WORK ORDER:
Reproduce all of the entries character for character, while leaving out any pictures they contain.

MATERIAL FOR THIS EXERCISE:
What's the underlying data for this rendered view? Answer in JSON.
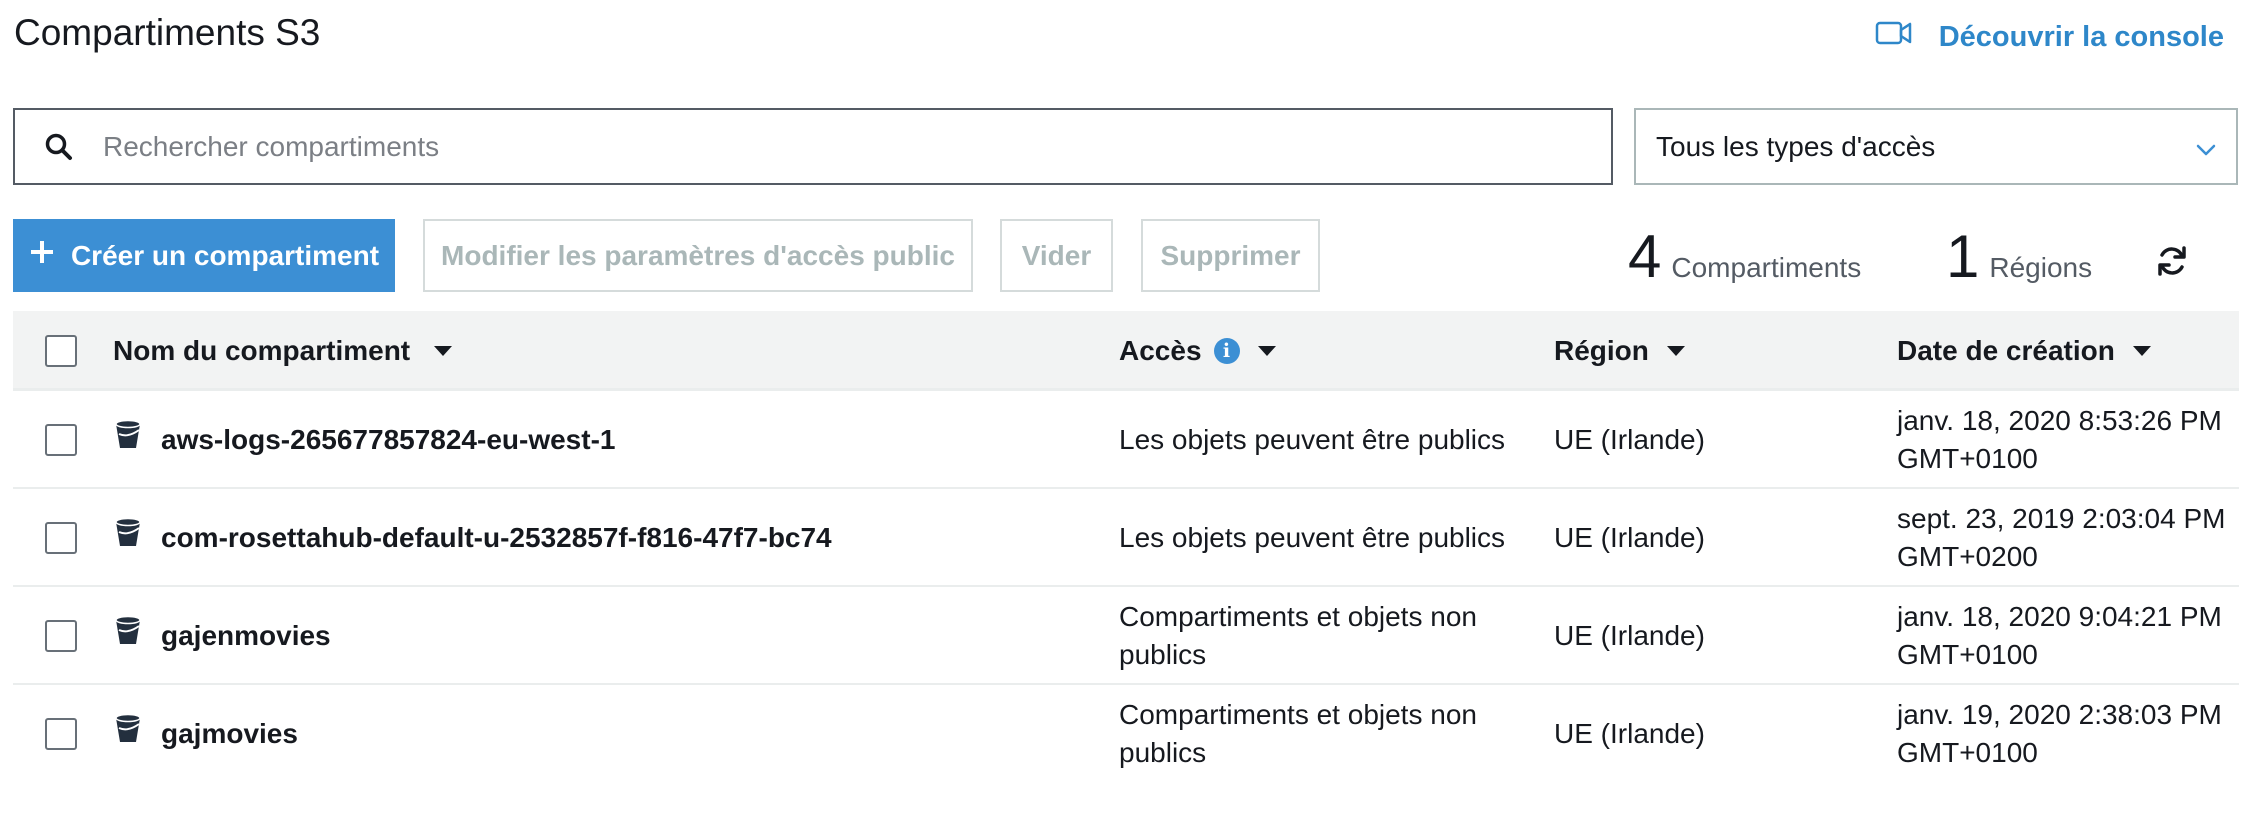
{
  "header": {
    "title": "Compartiments S3",
    "discover_label": "Découvrir la console"
  },
  "search": {
    "placeholder": "Rechercher compartiments",
    "value": ""
  },
  "access_filter": {
    "selected": "Tous les types d'accès"
  },
  "toolbar": {
    "create_label": "Créer un compartiment",
    "modify_label": "Modifier les paramètres d'accès public",
    "empty_label": "Vider",
    "delete_label": "Supprimer"
  },
  "stats": {
    "buckets_count": "4",
    "buckets_label": "Compartiments",
    "regions_count": "1",
    "regions_label": "Régions"
  },
  "table": {
    "columns": {
      "name": "Nom du compartiment",
      "access": "Accès",
      "region": "Région",
      "created": "Date de création"
    },
    "rows": [
      {
        "name": "aws-logs-265677857824-eu-west-1",
        "access": "Les objets peuvent être publics",
        "region": "UE (Irlande)",
        "created": "janv. 18, 2020 8:53:26 PM GMT+0100"
      },
      {
        "name": "com-rosettahub-default-u-2532857f-f816-47f7-bc74",
        "access": "Les objets peuvent être publics",
        "region": "UE (Irlande)",
        "created": "sept. 23, 2019 2:03:04 PM GMT+0200"
      },
      {
        "name": "gajenmovies",
        "access": "Compartiments et objets non publics",
        "region": "UE (Irlande)",
        "created": "janv. 18, 2020 9:04:21 PM GMT+0100"
      },
      {
        "name": "gajmovies",
        "access": "Compartiments et objets non publics",
        "region": "UE (Irlande)",
        "created": "janv. 19, 2020 2:38:03 PM GMT+0100"
      }
    ]
  },
  "colors": {
    "accent": "#3c8fd4",
    "link": "#2e87c9",
    "header_bg": "#f2f3f3"
  }
}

SOLUTION FOR THIS TASK:
What's the underlying data for this rendered view? Answer in JSON.
{
  "header": {
    "title": "Compartiments S3",
    "discover_label": "Découvrir la console"
  },
  "search": {
    "placeholder": "Rechercher compartiments",
    "value": ""
  },
  "access_filter": {
    "selected": "Tous les types d'accès"
  },
  "toolbar": {
    "create_label": "Créer un compartiment",
    "modify_label": "Modifier les paramètres d'accès public",
    "empty_label": "Vider",
    "delete_label": "Supprimer"
  },
  "stats": {
    "buckets_count": "4",
    "buckets_label": "Compartiments",
    "regions_count": "1",
    "regions_label": "Régions"
  },
  "table": {
    "columns": {
      "name": "Nom du compartiment",
      "access": "Accès",
      "region": "Région",
      "created": "Date de création"
    },
    "rows": [
      {
        "name": "aws-logs-265677857824-eu-west-1",
        "access": "Les objets peuvent être publics",
        "region": "UE (Irlande)",
        "created": "janv. 18, 2020 8:53:26 PM GMT+0100"
      },
      {
        "name": "com-rosettahub-default-u-2532857f-f816-47f7-bc74",
        "access": "Les objets peuvent être publics",
        "region": "UE (Irlande)",
        "created": "sept. 23, 2019 2:03:04 PM GMT+0200"
      },
      {
        "name": "gajenmovies",
        "access": "Compartiments et objets non publics",
        "region": "UE (Irlande)",
        "created": "janv. 18, 2020 9:04:21 PM GMT+0100"
      },
      {
        "name": "gajmovies",
        "access": "Compartiments et objets non publics",
        "region": "UE (Irlande)",
        "created": "janv. 19, 2020 2:38:03 PM GMT+0100"
      }
    ]
  },
  "colors": {
    "accent": "#3c8fd4",
    "link": "#2e87c9",
    "header_bg": "#f2f3f3"
  }
}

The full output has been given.